Major depression, antidepressant medication and the risk of obesity.
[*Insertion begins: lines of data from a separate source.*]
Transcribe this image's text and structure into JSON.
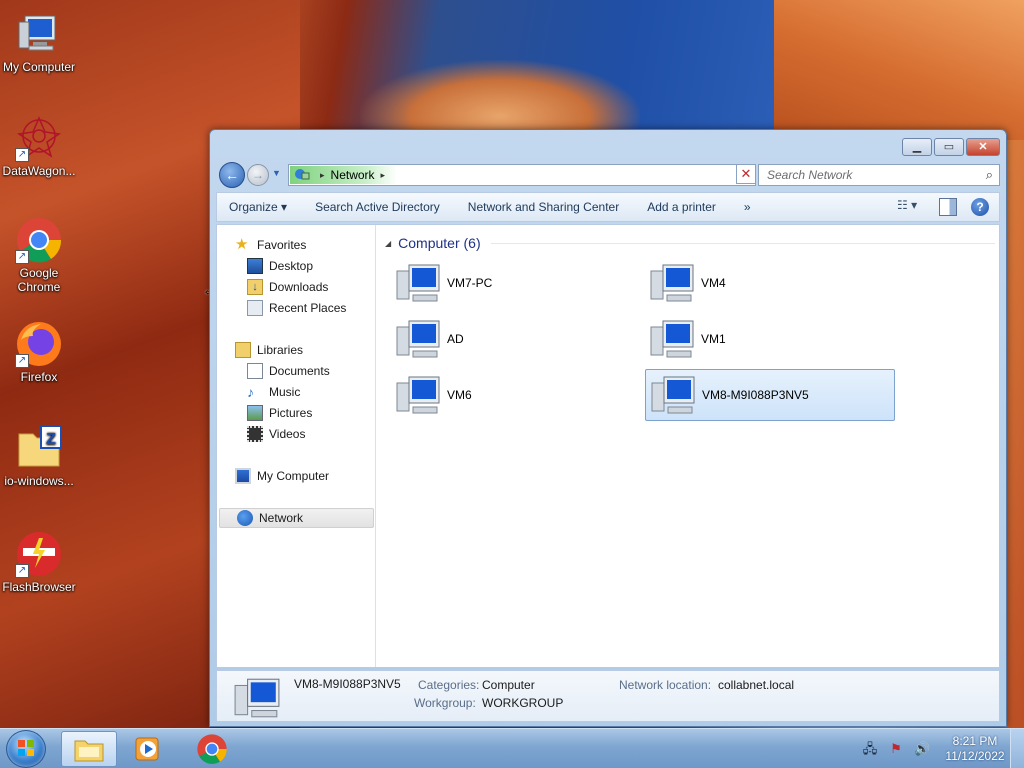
{
  "desktop": {
    "icons": [
      {
        "label": "My Computer",
        "icon": "computer-icon"
      },
      {
        "label": "DataWagon...",
        "icon": "datawagon-icon"
      },
      {
        "label": "Google Chrome",
        "icon": "chrome-icon"
      },
      {
        "label": "Firefox",
        "icon": "firefox-icon"
      },
      {
        "label": "io-windows...",
        "icon": "zip-folder-icon"
      },
      {
        "label": "FlashBrowser",
        "icon": "flashbrowser-icon"
      }
    ]
  },
  "window": {
    "address": {
      "crumb": "Network"
    },
    "search": {
      "placeholder": "Search Network"
    },
    "toolbar": {
      "items": [
        "Organize",
        "Search Active Directory",
        "Network and Sharing Center",
        "Add a printer"
      ],
      "more": "»"
    },
    "nav_pane": {
      "favorites": {
        "label": "Favorites",
        "items": [
          "Desktop",
          "Downloads",
          "Recent Places"
        ]
      },
      "libraries": {
        "label": "Libraries",
        "items": [
          "Documents",
          "Music",
          "Pictures",
          "Videos"
        ]
      },
      "computer": "My Computer",
      "network": "Network"
    },
    "group": {
      "title": "Computer (6)"
    },
    "computers": [
      "VM7-PC",
      "VM4",
      "AD",
      "VM1",
      "VM6",
      "VM8-M9I088P3NV5"
    ],
    "selected_computer": "VM8-M9I088P3NV5",
    "details": {
      "name": "VM8-M9I088P3NV5",
      "categories_label": "Categories:",
      "categories_value": "Computer",
      "workgroup_label": "Workgroup:",
      "workgroup_value": "WORKGROUP",
      "network_location_label": "Network location:",
      "network_location_value": "collabnet.local"
    }
  },
  "taskbar": {
    "pinned": [
      "explorer-icon",
      "media-player-icon",
      "chrome-icon"
    ],
    "clock": {
      "time": "8:21 PM",
      "date": "11/12/2022"
    }
  },
  "colors": {
    "accent": "#1e3287",
    "selection": "#cde3fa",
    "taskbar": "#7fa6d1"
  }
}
OBJECTIVE We aimed to ascertain the prevalence of obesity in individuals with a mood disorder (MD) (that is, bipolar disorder or major depressive disorder), compared with the general population. We further aimed to examine the likelihood of an association between obesity and MD, while controlling for the influence of sociodemographic variables. METHOD The analysis was based on data from Statistics Canada's Canadian Community Health Survey: Mental Health and Well-Being (CCHS 1.2), conducted in 2002. The sample (n = 36 984; > or = aged 15 years) was drawn from the Canadian household-dwelling population. The CCHS used diagnostic criteria outlined in the DSM-IV to screen respondents. RESULTS Individuals with a lifetime history of MD were more likely to be obese (body mass index [BMI] > 30) than were individuals without lifetime MD (19%, compared with 15%, respectively; P < 0.001). In sex-specific multivariate analysis, lifetime MD was associated with elevated odds of obesity in female respondents (95%CI, 1.03 to 1.46, odds ratio 1.22), but not in male respondents. Antipsychotic pharmacotherapy was also associated with obesity. CONCLUSIONS This is the first Canadian epidemiologic investigation to specifically evaluate anthropometric indices and associated factors in people with MDs. The results herein supplement substantial clinical evidence documenting the association between MDs and stress-sensitive somatic disorders (for example, obesity). These data also underscore the metabolic consequences of some psychotropic agents.